While it is admittedly difficult to project trends in typical times, it is exceedingly difficult to do so in a time of pandemic headed for, hopefully, a post-quarantine era. Because we hear from so many church leaders and church members, allow me to venture where local churches will be in one year.
At least 20 percent of those who attended before the pandemic will not return to church. Of course, this number will vary from church to church, but early indicators point to this level of losses. Some of the former in-person attendees will become digital-only attendees. Most of this group, however, will not attend at all.
More pastors will leave vocational ministry over the next twelve months than any time in recent history. Pastors suffer a death by a thousand cuts. It’s usually not just one or a few factors that push their limits, it’s the drip-by-drip effect of constant criticisms and conflicts they experience. That continuous pressure and discouragement has been exacerbated by the incredible pressures brought by the pandemic.

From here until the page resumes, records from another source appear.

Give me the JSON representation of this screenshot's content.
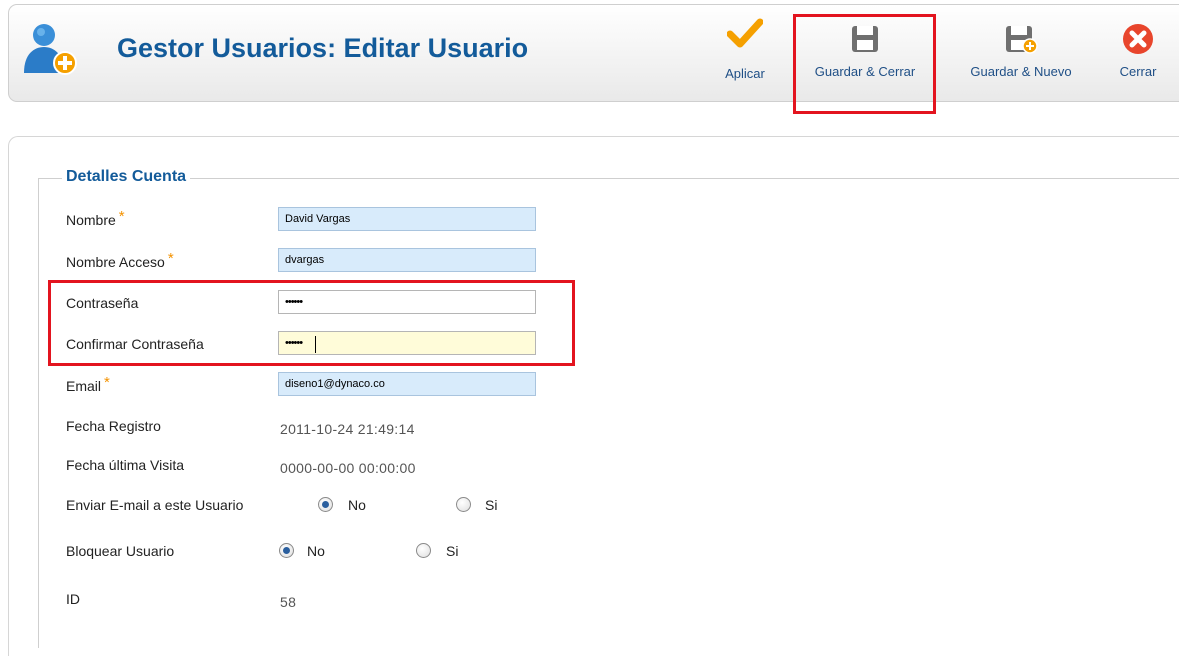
{
  "header": {
    "title": "Gestor Usuarios: Editar Usuario",
    "icon": "user-add-icon"
  },
  "toolbar": {
    "buttons": [
      {
        "label": "Aplicar",
        "icon": "checkmark-icon",
        "color": "#f5a000"
      },
      {
        "label": "Guardar & Cerrar",
        "icon": "save-icon",
        "highlighted": true
      },
      {
        "label": "Guardar & Nuevo",
        "icon": "save-new-icon"
      },
      {
        "label": "Cerrar",
        "icon": "close-icon",
        "color": "#e8452c"
      }
    ]
  },
  "form": {
    "legend": "Detalles Cuenta",
    "required_mark": "*",
    "fields": {
      "nombre": {
        "label": "Nombre",
        "value": "David Vargas"
      },
      "nombre_acceso": {
        "label": "Nombre Acceso",
        "value": "dvargas"
      },
      "contrasena": {
        "label": "Contraseña",
        "value": "••••••"
      },
      "confirmar": {
        "label": "Confirmar Contraseña",
        "value": "••••••"
      },
      "email": {
        "label": "Email",
        "value": "diseno1@dynaco.co"
      },
      "fecha_registro": {
        "label": "Fecha Registro",
        "value": "2011-10-24 21:49:14"
      },
      "fecha_visita": {
        "label": "Fecha última Visita",
        "value": "0000-00-00 00:00:00"
      },
      "enviar_email": {
        "label": "Enviar E-mail a este Usuario",
        "options": [
          "No",
          "Si"
        ],
        "selected": "No"
      },
      "bloquear": {
        "label": "Bloquear Usuario",
        "options": [
          "No",
          "Si"
        ],
        "selected": "No"
      },
      "id": {
        "label": "ID",
        "value": "58"
      }
    }
  },
  "colors": {
    "title": "#135b9a",
    "highlight": "#e3141f",
    "required": "#f39200",
    "input_bg": "#d8ebfb",
    "focus_bg": "#fffcd9"
  }
}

Churches will move to a new emphasis on conversion growth. Churches have been quietly disobedient to the Great Commission for three decades. We are seeing signs of a new wake-up call. Church leaders are becoming increasingly convicted that they must lead their churches to reach those who are not believers in Christ. Church members are reflecting that same conviction and commitment. Most church growth for the past three decades has been transfer growth, Christians moving from one church to another. That dismal reality is about to change.
Churches will start more churches, many of them as microchurches. Churches are moving from vertical growth (getting as many to attend as possible at one place on Sunday morning) to horizontal growth (growth beyond one site on Sunday morning). A lot of this new growth will include the starting of microchurches, congregations of around 25 to 30 people. As a side note to be unpacked later, these trends will have huge implications for the future of church facilities.
Two movements will grow rapidly: church adoption and church fostering. There will be more unhealthy churches needing help in the next few months. There will be more struggling churches without pastors. Some of these churches will be adopted; they will be assumed into another church family and become a site of the adopting church. Others will be fostered, which means a healthier church will help those struggling churches for a short season. I will address both of these movements next week.
While it has become cliché to say we are living in unprecedented times, we are living in unprecedented times. Those organizations that view this new reality as an opportunity will indeed see limitless possibilities. This perspective is especially true for the organizations we call churches.
It’s a challenging time. It’s an exciting time.
The next twelve months will be incredibly telling for the future of local churches around the world.